──────── Source data ────────

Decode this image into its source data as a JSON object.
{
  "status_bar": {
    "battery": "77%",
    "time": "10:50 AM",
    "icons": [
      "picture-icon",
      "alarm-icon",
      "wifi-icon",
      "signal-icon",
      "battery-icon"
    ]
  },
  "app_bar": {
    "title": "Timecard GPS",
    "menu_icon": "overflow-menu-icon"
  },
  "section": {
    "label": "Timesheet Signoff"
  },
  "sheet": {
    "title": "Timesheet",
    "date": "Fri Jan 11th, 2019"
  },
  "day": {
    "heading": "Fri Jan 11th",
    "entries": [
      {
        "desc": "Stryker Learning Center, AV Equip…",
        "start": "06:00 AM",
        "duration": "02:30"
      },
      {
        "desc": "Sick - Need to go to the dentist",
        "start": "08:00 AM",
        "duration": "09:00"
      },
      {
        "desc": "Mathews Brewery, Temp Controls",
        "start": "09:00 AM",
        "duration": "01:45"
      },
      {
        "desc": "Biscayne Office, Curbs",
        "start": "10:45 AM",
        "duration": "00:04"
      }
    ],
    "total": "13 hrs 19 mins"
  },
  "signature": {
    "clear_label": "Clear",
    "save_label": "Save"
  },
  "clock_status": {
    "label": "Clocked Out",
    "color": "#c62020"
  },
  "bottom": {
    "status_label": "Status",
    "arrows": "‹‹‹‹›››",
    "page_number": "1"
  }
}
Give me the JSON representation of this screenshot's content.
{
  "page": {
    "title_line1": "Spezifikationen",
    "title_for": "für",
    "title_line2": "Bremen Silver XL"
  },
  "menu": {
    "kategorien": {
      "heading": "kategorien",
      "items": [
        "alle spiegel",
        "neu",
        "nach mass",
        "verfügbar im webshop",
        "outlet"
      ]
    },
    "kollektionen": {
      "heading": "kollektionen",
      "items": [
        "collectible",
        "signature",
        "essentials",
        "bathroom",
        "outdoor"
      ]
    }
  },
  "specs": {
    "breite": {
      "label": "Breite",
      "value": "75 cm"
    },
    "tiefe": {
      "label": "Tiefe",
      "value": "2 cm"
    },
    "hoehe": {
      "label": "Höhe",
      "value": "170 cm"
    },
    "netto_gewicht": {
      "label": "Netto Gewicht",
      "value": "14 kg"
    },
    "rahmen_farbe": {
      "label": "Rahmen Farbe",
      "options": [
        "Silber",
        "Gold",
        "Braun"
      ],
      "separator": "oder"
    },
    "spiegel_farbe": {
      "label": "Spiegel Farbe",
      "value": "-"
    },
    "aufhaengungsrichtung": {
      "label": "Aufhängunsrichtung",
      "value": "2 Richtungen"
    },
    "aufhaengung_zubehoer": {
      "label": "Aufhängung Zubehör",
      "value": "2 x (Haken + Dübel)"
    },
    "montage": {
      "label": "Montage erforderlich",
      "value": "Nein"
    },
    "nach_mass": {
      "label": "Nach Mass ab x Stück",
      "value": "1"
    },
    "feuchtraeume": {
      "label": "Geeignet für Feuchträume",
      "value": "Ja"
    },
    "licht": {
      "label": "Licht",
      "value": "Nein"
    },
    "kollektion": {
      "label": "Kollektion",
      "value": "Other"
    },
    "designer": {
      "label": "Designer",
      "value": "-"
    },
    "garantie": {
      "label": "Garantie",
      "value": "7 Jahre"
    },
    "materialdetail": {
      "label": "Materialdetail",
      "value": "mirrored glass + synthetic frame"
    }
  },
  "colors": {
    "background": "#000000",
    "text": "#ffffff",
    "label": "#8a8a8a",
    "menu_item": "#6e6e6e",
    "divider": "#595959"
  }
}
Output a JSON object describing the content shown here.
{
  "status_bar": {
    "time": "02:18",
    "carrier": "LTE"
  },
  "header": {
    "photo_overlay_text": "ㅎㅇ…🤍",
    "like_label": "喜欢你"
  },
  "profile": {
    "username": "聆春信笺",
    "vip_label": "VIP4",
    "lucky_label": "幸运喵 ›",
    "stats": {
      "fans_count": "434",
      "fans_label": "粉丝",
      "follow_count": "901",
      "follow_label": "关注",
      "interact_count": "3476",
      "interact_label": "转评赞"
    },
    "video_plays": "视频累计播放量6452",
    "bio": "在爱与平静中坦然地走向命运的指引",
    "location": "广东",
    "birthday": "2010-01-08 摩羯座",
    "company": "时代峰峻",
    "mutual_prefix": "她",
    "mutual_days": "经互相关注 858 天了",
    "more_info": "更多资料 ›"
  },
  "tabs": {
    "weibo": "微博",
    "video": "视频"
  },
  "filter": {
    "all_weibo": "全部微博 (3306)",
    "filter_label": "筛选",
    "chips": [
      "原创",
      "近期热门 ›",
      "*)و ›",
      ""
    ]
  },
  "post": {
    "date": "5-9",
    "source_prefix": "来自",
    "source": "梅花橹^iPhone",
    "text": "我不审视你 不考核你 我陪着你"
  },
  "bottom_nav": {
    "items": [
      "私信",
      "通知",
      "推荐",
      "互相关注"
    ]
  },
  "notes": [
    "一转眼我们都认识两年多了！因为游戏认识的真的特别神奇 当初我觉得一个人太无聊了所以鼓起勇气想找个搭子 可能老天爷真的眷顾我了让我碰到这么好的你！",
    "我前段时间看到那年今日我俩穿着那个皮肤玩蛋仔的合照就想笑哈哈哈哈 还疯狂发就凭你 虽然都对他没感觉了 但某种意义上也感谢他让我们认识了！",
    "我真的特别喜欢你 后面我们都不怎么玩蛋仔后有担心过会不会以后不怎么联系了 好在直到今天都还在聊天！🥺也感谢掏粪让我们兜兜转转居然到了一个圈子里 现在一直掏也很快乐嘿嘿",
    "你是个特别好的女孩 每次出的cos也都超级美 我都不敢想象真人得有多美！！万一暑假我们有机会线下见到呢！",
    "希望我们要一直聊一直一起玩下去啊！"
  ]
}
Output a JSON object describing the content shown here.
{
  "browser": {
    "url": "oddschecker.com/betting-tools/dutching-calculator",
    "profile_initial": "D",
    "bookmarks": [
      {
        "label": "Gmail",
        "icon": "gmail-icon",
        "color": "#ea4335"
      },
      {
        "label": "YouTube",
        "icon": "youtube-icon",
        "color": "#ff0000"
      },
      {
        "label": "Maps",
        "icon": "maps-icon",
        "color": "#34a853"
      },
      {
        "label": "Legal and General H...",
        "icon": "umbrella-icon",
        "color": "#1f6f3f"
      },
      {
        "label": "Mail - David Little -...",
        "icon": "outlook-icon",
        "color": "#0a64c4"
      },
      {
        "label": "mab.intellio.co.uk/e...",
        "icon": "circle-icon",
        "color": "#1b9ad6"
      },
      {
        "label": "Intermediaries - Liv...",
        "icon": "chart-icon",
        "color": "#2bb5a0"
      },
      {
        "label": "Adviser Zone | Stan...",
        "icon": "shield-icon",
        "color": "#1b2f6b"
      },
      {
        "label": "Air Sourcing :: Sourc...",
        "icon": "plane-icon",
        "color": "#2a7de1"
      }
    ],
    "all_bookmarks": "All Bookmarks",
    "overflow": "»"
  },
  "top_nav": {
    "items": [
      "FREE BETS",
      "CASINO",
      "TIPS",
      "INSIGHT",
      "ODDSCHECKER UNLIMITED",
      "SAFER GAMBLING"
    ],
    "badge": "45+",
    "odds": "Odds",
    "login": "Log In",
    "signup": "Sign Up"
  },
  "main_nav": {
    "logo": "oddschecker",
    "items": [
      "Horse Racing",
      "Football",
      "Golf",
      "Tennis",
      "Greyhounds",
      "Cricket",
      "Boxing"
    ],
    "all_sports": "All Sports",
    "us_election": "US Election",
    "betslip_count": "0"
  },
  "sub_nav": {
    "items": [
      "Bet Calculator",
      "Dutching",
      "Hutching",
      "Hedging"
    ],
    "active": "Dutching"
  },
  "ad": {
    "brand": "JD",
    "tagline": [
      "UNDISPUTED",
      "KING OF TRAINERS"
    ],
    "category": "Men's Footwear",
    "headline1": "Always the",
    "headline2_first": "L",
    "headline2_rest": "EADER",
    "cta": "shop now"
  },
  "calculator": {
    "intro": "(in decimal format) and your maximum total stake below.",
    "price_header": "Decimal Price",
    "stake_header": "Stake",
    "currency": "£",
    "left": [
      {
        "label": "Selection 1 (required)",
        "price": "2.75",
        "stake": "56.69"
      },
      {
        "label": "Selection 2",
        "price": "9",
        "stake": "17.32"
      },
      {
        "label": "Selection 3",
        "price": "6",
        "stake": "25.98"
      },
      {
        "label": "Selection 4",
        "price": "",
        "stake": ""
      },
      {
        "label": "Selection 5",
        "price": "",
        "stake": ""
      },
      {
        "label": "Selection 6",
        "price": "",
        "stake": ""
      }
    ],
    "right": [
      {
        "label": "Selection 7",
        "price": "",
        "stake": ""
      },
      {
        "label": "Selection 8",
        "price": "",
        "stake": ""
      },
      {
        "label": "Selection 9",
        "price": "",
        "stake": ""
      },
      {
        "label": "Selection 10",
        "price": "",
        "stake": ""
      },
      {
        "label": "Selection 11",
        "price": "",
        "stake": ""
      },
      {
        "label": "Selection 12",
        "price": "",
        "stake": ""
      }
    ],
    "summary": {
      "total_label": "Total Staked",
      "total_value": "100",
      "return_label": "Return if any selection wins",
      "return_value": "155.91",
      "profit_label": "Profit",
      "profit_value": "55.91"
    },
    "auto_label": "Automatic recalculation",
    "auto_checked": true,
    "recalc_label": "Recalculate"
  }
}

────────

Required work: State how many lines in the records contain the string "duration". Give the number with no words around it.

Response below: 4